The testimony of one of the witnesses called at the trial seems to suggest that at the time when the Abrueros brothers sold the land in question to the plaintiff they were not the sole heirs of Manuel Abrueros, and that his widow and a third brother were entitled to share with them in the inheritance. The defendants in the court below do not appear to have relied upon or suggested the existence of other heirs of the estate of Manuel Abrueros than the brothers Juan and Ruperto, and it appears from the statement of the only witness who referred to the widow and the third brother that they consented to the sale and received their proportionate share of the purchase price.
Upon an examination of the entire record, however, we think the weight of the evidence is sufficient to sustain a finding that Juan and Ruperto Abrueros, who signed the contract of sale, were the sole heirs of their father’s right, title, and interest in and to the land in question, with authority to sell the said land to the plaintiff.
If it be true that there were other heirs in existence at the time of the sale of the land, and that they did not join or consent to the sale, they can, of course, assert their rights in a proper action, but neither the defendant Juan Abrueros nor the defendants Bacud can avail themselves of the unproven interest of these unknown parties as a defense in this action.
The trial court appears to have been of opinion that the failure of the defendants Bacud to join in the contract to sell to the plaintiff invalidated that instrument and gave judgment in favor the defendants. For the reasons heretofore set out this judgment should be, and is hereby, reversed without costs to either party. Judgment will be entered in favor of the plaintiff and against the defendants for the possession of the land described in the complaint in accordance with the prayer thereof, but without damages, the plaintiff having failed to establish by competent proof the allegations of the complaint as to the nature and amount of the damages claimed.
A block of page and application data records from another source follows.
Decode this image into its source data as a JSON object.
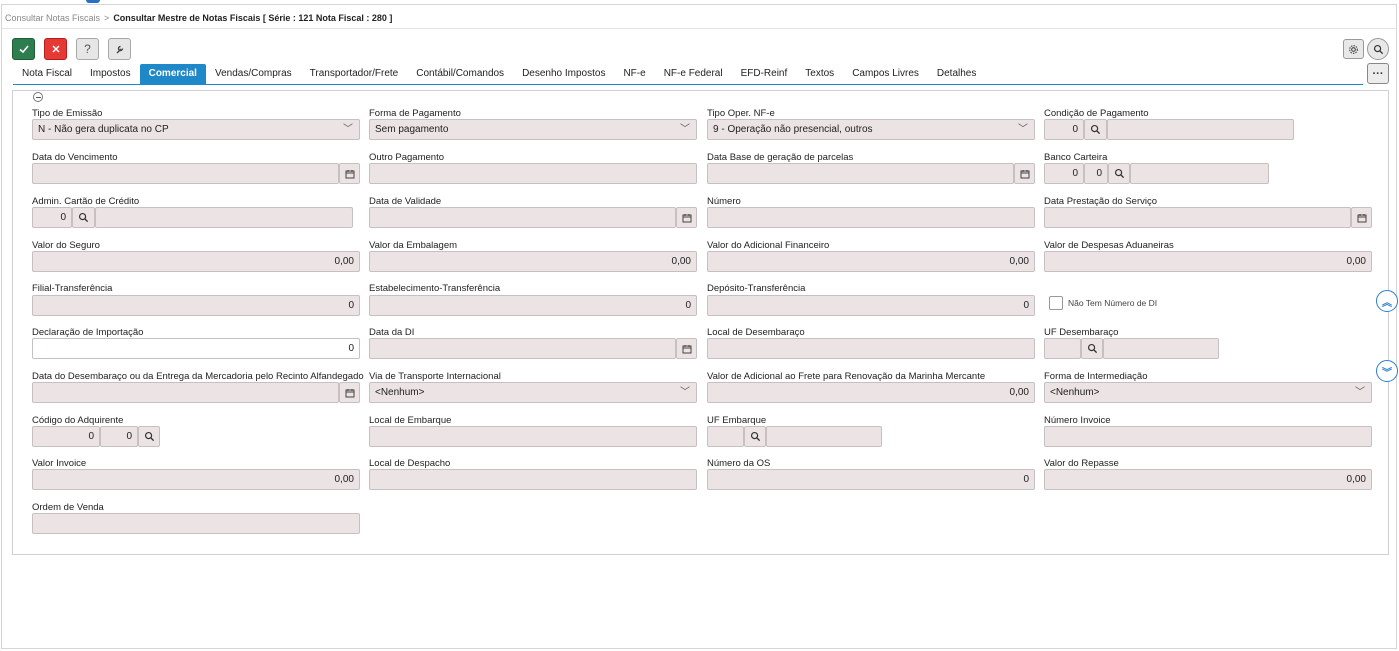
{
  "breadcrumb": {
    "parent": "Consultar Notas Fiscais",
    "separator": ">",
    "current": "Consultar Mestre de Notas Fiscais [ Série : 121 Nota Fiscal : 280 ]"
  },
  "toolbar": {
    "help_label": "?"
  },
  "tabs": [
    {
      "label": "Nota Fiscal"
    },
    {
      "label": "Impostos"
    },
    {
      "label": "Comercial"
    },
    {
      "label": "Vendas/Compras"
    },
    {
      "label": "Transportador/Frete"
    },
    {
      "label": "Contábil/Comandos"
    },
    {
      "label": "Desenho Impostos"
    },
    {
      "label": "NF-e"
    },
    {
      "label": "NF-e Federal"
    },
    {
      "label": "EFD-Reinf"
    },
    {
      "label": "Textos"
    },
    {
      "label": "Campos Livres"
    },
    {
      "label": "Detalhes"
    }
  ],
  "more_label": "···",
  "form": {
    "tipo_emissao": {
      "label": "Tipo de Emissão",
      "value": "N - Não gera duplicata no CP"
    },
    "forma_pagamento": {
      "label": "Forma de Pagamento",
      "value": "Sem pagamento"
    },
    "tipo_oper_nfe": {
      "label": "Tipo Oper. NF-e",
      "value": "9 - Operação não presencial, outros"
    },
    "condicao_pagamento": {
      "label": "Condição de Pagamento",
      "code": "0",
      "desc": ""
    },
    "data_vencimento": {
      "label": "Data do Vencimento",
      "value": ""
    },
    "outro_pagamento": {
      "label": "Outro Pagamento",
      "value": ""
    },
    "data_base_parcelas": {
      "label": "Data Base de geração de parcelas",
      "value": ""
    },
    "banco_carteira": {
      "label": "Banco Carteira",
      "code1": "0",
      "code2": "0",
      "desc": ""
    },
    "admin_cartao": {
      "label": "Admin. Cartão de Crédito",
      "code": "0",
      "desc": ""
    },
    "data_validade": {
      "label": "Data de Validade",
      "value": ""
    },
    "numero": {
      "label": "Número",
      "value": ""
    },
    "data_prestacao": {
      "label": "Data Prestação do Serviço",
      "value": ""
    },
    "valor_seguro": {
      "label": "Valor do Seguro",
      "value": "0,00"
    },
    "valor_embalagem": {
      "label": "Valor da Embalagem",
      "value": "0,00"
    },
    "valor_adicional_financeiro": {
      "label": "Valor do Adicional Financeiro",
      "value": "0,00"
    },
    "valor_despesas_aduaneiras": {
      "label": "Valor de Despesas Aduaneiras",
      "value": "0,00"
    },
    "filial_transferencia": {
      "label": "Filial-Transferência",
      "value": "0"
    },
    "estabelecimento_transferencia": {
      "label": "Estabelecimento-Transferência",
      "value": "0"
    },
    "deposito_transferencia": {
      "label": "Depósito-Transferência",
      "value": "0"
    },
    "nao_tem_numero_di": {
      "label": "Não Tem Número de DI",
      "checked": false
    },
    "declaracao_importacao": {
      "label": "Declaração de Importação",
      "value": "0"
    },
    "data_di": {
      "label": "Data da DI",
      "value": ""
    },
    "local_desembaraco": {
      "label": "Local de Desembaraço",
      "value": ""
    },
    "uf_desembaraco": {
      "label": "UF Desembaraço",
      "code": "",
      "desc": ""
    },
    "data_desembaraco": {
      "label": "Data do Desembaraço ou da Entrega da Mercadoria pelo Recinto Alfandegado",
      "value": ""
    },
    "via_transporte": {
      "label": "Via de Transporte Internacional",
      "value": "<Nenhum>"
    },
    "valor_adicional_frete": {
      "label": "Valor de Adicional ao Frete para Renovação da Marinha Mercante",
      "value": "0,00"
    },
    "forma_intermediacao": {
      "label": "Forma de Intermediação",
      "value": "<Nenhum>"
    },
    "codigo_adquirente": {
      "label": "Código do Adquirente",
      "code1": "0",
      "code2": "0"
    },
    "local_embarque": {
      "label": "Local de Embarque",
      "value": ""
    },
    "uf_embarque": {
      "label": "UF Embarque",
      "code": "",
      "desc": ""
    },
    "numero_invoice": {
      "label": "Número Invoice",
      "value": ""
    },
    "valor_invoice": {
      "label": "Valor Invoice",
      "value": "0,00"
    },
    "local_despacho": {
      "label": "Local de Despacho",
      "value": ""
    },
    "numero_os": {
      "label": "Número da OS",
      "value": "0"
    },
    "valor_repasse": {
      "label": "Valor do Repasse",
      "value": "0,00"
    },
    "ordem_venda": {
      "label": "Ordem de Venda",
      "value": ""
    }
  },
  "colors": {
    "accent": "#1f88c9",
    "ok_button": "#2e7d4f",
    "cancel_button": "#e53935",
    "readonly_field": "#ece4e4"
  },
  "icons": [
    "check-icon",
    "close-icon",
    "help-icon",
    "wrench-icon",
    "gear-icon",
    "search-icon",
    "calendar-icon",
    "chevron-down-icon",
    "chevrons-up-icon",
    "chevrons-down-icon"
  ]
}
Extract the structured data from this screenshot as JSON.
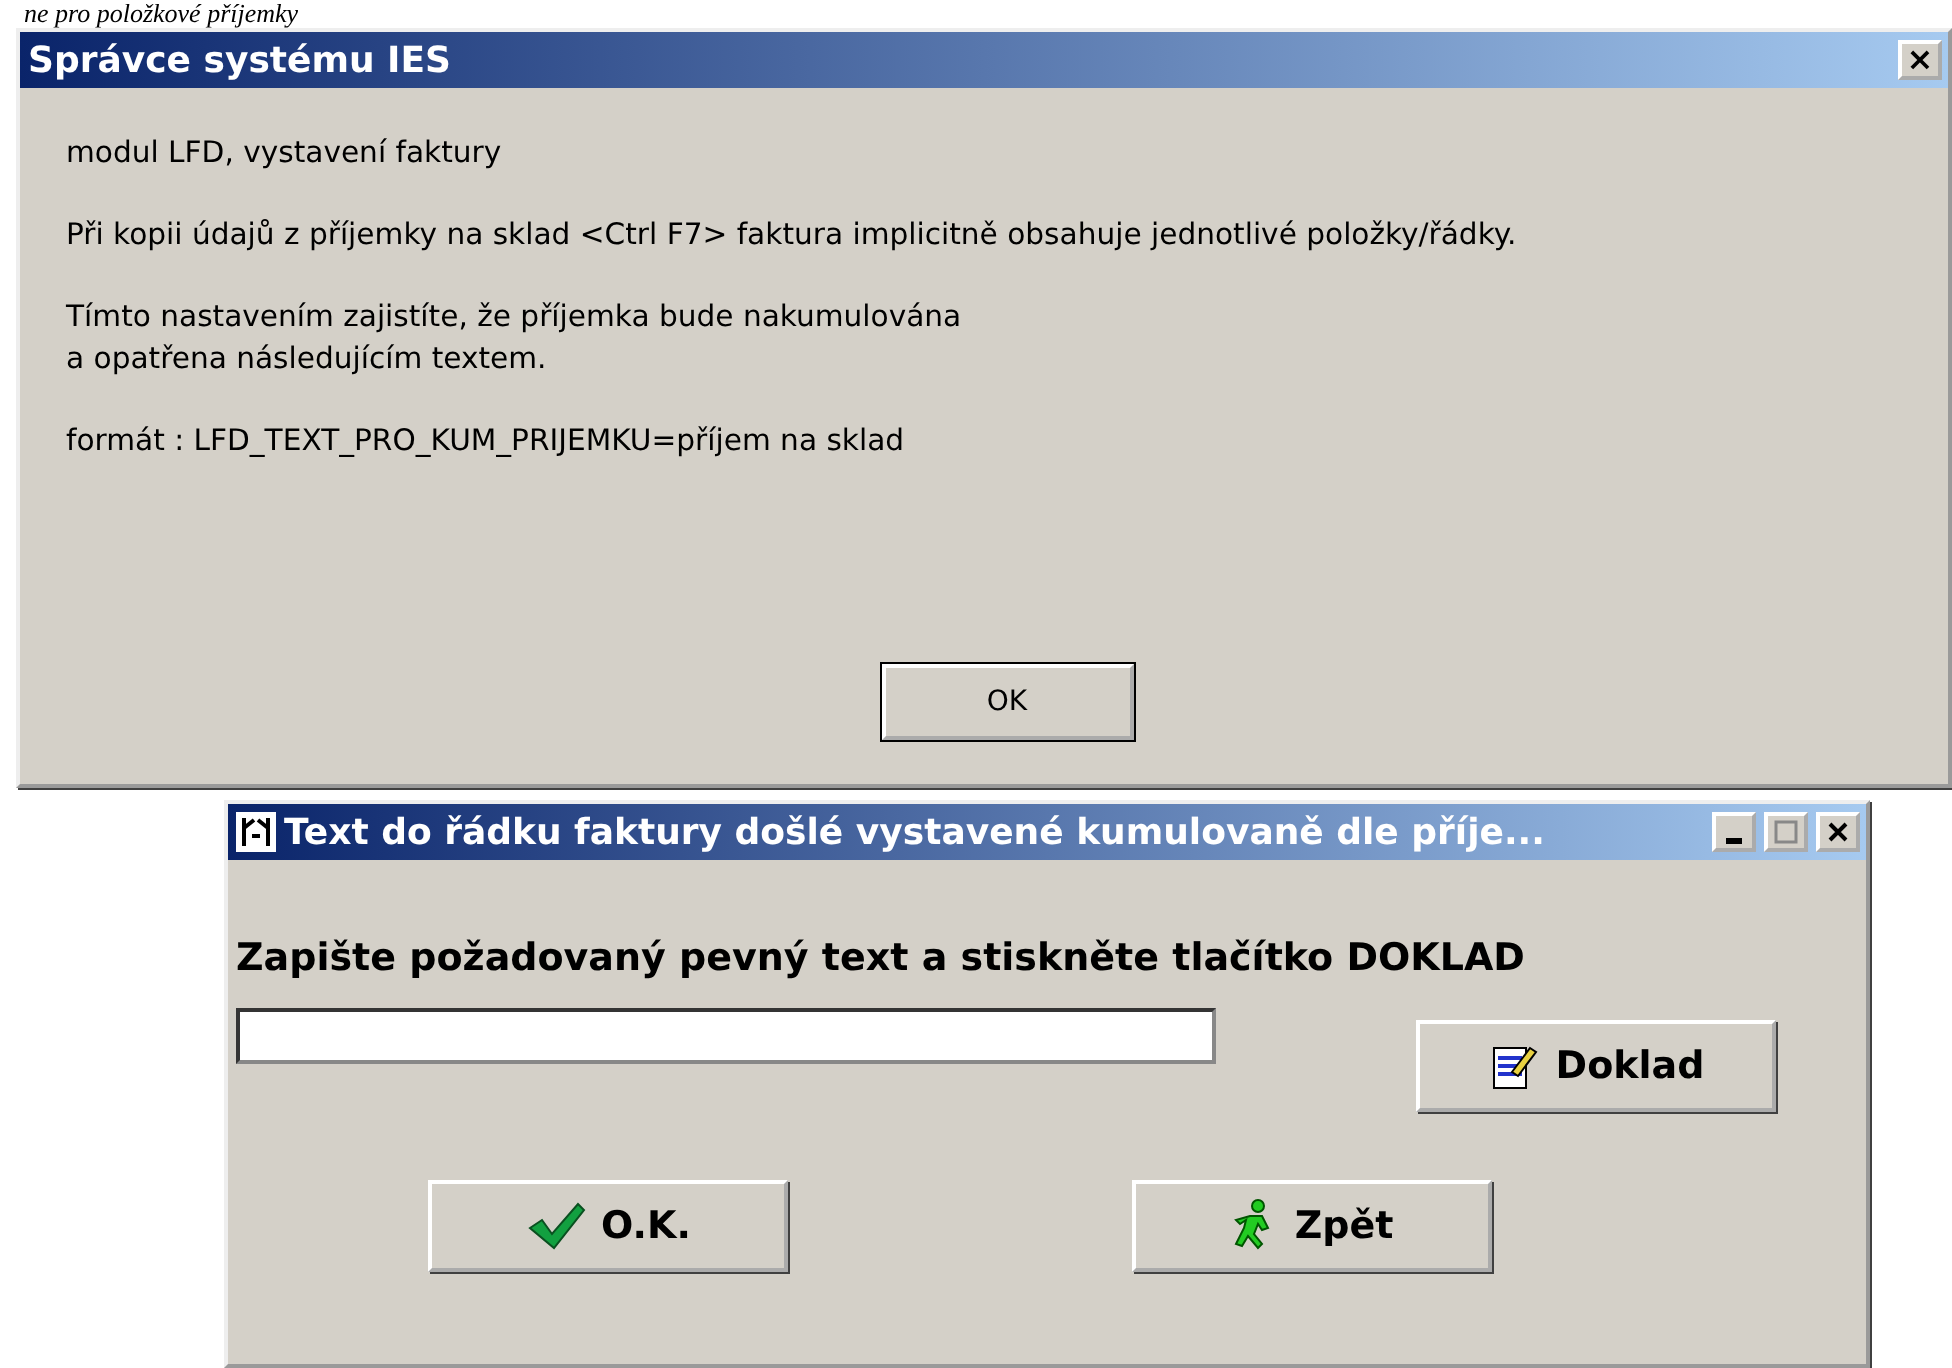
{
  "caption": "ne pro položkové příjemky",
  "message_dialog": {
    "title": "Správce systému IES",
    "close": "×",
    "paragraphs": [
      [
        "modul LFD, vystavení faktury"
      ],
      [
        "Při kopii údajů z příjemky na sklad <Ctrl F7> faktura implicitně obsahuje jednotlivé položky/řádky."
      ],
      [
        "Tímto nastavením zajistíte, že příjemka bude nakumulována",
        "a opatřena následujícím textem."
      ],
      [
        "formát : LFD_TEXT_PRO_KUM_PRIJEMKU=příjem na sklad"
      ]
    ],
    "button": "OK"
  },
  "text_dialog": {
    "title": "Text do řádku faktury došlé vystavené kumulovaně dle příje...",
    "prompt": "Zapište požadovaný pevný text a stiskněte tlačítko DOKLAD",
    "doc_button": "Doklad",
    "buttons": [
      {
        "kind": "ok",
        "label": "O.K."
      },
      {
        "kind": "back",
        "label": "Zpět"
      }
    ]
  }
}
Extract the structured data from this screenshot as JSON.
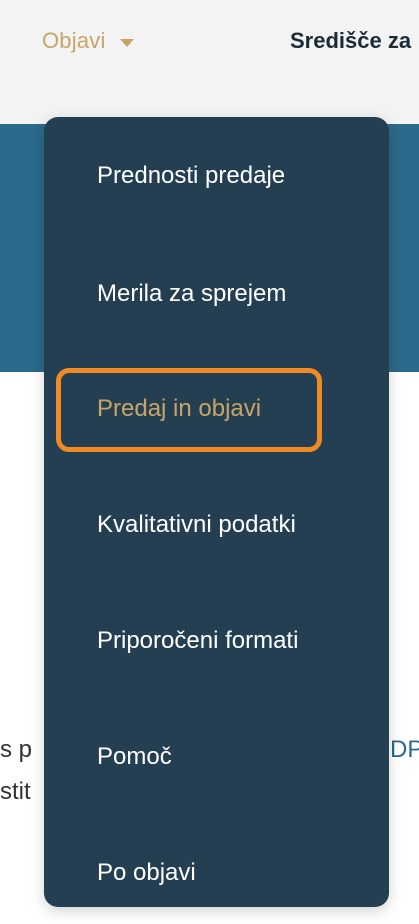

So ordered.
, Torres, Mapa, Johnson, Willard and Tracey, JJ.
1. 9 Phil. Rep., 396.